    Google Scholar 

Pre-publication history

  1. The pre-publication history for this paper can be accessed here:

Download references


Frank Beltman MD PhD provided valuable comments, Margriet Piersma-Wichers MD and Mieke Steijvers from LabNoord General Practice Laboratory, Groningen were essential in setting up and organising the present study.

Author information



Corresponding author

Correspondence to Ans H Tiessen.

Additional information

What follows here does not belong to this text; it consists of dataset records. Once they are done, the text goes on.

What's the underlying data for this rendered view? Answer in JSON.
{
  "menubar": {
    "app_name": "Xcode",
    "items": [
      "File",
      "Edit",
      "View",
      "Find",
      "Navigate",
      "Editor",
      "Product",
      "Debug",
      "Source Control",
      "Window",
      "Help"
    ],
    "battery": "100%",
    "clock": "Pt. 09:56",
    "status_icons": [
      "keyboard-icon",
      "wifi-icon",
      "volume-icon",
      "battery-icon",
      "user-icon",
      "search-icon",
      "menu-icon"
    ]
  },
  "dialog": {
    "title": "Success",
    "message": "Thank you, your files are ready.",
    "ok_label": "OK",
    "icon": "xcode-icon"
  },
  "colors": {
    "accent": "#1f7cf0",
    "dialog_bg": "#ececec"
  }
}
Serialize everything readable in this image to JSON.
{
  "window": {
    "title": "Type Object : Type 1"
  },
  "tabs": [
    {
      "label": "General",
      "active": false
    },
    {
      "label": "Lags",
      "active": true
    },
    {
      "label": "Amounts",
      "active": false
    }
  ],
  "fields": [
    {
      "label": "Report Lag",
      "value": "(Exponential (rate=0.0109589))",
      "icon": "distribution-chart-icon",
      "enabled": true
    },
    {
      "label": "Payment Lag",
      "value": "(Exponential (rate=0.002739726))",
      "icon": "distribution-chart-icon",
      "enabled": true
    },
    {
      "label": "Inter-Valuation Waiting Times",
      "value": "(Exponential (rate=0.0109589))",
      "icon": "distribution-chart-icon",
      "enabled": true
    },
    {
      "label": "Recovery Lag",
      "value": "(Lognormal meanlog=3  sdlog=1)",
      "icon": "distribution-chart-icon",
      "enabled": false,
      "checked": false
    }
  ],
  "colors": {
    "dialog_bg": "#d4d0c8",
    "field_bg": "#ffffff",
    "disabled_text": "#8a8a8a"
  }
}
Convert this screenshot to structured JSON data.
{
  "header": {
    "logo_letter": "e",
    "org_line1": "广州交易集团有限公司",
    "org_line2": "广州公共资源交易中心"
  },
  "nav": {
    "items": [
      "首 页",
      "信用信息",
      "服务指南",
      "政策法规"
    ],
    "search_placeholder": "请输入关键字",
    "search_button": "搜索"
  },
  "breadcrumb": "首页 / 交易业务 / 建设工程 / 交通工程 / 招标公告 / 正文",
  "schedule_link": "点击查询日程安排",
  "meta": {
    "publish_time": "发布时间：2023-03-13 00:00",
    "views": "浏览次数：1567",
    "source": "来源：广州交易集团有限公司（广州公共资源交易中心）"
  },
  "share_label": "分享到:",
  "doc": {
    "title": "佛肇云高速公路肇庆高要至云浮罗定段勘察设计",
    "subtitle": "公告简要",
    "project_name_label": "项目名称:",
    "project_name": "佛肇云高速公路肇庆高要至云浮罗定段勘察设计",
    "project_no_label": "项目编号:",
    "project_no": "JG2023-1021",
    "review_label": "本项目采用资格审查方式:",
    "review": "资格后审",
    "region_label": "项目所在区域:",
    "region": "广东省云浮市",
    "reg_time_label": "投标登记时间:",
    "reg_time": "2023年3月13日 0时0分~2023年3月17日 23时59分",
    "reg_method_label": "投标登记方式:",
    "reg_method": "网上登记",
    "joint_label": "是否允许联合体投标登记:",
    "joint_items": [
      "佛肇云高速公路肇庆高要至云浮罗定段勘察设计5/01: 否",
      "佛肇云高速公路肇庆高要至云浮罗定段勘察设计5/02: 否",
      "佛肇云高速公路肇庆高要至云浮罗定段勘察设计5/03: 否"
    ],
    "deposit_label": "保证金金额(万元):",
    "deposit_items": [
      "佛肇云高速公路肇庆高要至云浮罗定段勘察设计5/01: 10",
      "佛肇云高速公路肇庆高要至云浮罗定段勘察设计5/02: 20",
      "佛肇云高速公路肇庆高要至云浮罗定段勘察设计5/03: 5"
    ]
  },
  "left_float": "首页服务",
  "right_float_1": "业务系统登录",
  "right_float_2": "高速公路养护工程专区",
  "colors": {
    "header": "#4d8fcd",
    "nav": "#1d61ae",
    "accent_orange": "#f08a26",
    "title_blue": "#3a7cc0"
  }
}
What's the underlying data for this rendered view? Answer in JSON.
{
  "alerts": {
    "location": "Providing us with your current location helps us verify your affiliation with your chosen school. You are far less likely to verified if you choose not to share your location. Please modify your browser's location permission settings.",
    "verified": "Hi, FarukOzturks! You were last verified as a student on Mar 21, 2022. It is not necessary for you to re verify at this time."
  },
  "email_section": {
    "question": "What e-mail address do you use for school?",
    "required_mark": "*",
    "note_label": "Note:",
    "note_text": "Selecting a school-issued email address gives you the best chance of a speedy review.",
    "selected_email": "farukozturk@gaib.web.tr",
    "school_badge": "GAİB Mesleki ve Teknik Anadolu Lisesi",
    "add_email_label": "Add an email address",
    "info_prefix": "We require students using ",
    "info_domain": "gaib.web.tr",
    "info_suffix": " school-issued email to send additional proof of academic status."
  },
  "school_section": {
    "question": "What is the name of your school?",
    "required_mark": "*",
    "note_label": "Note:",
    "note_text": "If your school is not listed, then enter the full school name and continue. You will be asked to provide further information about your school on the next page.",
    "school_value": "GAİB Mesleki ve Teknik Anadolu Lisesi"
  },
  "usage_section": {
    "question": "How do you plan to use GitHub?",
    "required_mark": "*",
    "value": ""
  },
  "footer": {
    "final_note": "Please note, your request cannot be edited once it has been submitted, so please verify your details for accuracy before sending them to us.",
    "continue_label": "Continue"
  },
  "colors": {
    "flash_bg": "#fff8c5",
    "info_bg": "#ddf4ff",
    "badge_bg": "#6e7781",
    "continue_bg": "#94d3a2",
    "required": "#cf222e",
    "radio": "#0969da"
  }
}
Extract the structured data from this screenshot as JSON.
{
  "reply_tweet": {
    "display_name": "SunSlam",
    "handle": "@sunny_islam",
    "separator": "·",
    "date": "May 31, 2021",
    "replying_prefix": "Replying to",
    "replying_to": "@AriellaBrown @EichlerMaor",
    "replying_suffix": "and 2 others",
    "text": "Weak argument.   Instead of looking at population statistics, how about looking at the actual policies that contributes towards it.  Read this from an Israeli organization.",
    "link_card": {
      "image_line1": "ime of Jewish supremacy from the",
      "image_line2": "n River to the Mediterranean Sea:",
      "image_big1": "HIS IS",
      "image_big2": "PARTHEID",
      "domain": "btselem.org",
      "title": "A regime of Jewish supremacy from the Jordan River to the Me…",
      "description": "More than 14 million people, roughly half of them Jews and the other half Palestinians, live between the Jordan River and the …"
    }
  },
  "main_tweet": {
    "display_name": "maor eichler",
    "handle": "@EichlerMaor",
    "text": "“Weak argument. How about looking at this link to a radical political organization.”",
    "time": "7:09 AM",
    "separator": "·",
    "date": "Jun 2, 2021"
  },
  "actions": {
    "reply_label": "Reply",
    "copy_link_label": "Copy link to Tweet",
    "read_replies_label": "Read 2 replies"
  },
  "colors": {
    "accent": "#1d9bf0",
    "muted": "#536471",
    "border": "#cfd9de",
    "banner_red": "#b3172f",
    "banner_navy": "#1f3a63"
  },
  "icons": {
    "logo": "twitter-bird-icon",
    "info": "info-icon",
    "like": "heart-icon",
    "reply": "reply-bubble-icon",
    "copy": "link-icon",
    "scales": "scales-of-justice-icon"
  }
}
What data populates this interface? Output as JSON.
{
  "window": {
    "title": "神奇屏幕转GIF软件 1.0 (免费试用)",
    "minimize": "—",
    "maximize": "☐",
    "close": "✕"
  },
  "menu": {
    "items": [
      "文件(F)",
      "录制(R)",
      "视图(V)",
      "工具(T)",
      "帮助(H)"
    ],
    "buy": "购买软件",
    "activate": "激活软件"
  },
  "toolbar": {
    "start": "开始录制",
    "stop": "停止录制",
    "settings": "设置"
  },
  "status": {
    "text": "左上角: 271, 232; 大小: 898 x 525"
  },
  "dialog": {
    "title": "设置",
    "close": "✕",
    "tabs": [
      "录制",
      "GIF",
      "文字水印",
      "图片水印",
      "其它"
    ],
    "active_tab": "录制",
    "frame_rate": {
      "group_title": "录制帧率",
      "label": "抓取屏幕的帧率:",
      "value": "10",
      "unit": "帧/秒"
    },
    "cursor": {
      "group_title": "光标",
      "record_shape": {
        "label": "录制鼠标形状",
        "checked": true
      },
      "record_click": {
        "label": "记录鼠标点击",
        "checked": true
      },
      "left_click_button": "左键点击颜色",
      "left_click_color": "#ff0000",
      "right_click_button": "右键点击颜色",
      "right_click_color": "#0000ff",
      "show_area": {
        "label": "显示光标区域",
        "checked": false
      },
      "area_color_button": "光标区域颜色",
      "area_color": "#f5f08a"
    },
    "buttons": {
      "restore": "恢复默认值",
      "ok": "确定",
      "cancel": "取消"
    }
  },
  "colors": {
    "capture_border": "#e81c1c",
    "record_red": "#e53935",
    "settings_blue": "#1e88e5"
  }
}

Competing interests

The authors declare that they have no competing interests.

Authors’ contributions

AS, SZ and KM designed the screening, ES performed acquisition of data at the general practice, AT and AS drafted the manuscript. All authors read and approved the final manuscript.

Electronic supplementary material

Authors’ original submitted files for images

Below are the links to the authors’ original submitted files for images.

Authors’ original file for figure 1

Authors’ original file for figure 2

Authors’ original file for figure 3

Rights and permissions

This article is published under license to BioMed Central Ltd. This is an Open Access article distributed under the terms of the Creative Commons Attribution License (, which permits unrestricted use, distribution, and reproduction in any medium, provided the original work is properly cited.

Reprints and Permissions

About this article

Cite this article

Tiessen, A.H., Smit, A.J., Zevenhuizen, S. et al. Cardiovascular screening in general practice in a low SES area. BMC Fam Pract 13, 117 (2012).

Download citation


  • General practice
  • Socio-economic status (SES)
  • Cardiovascular risk management
  • Screening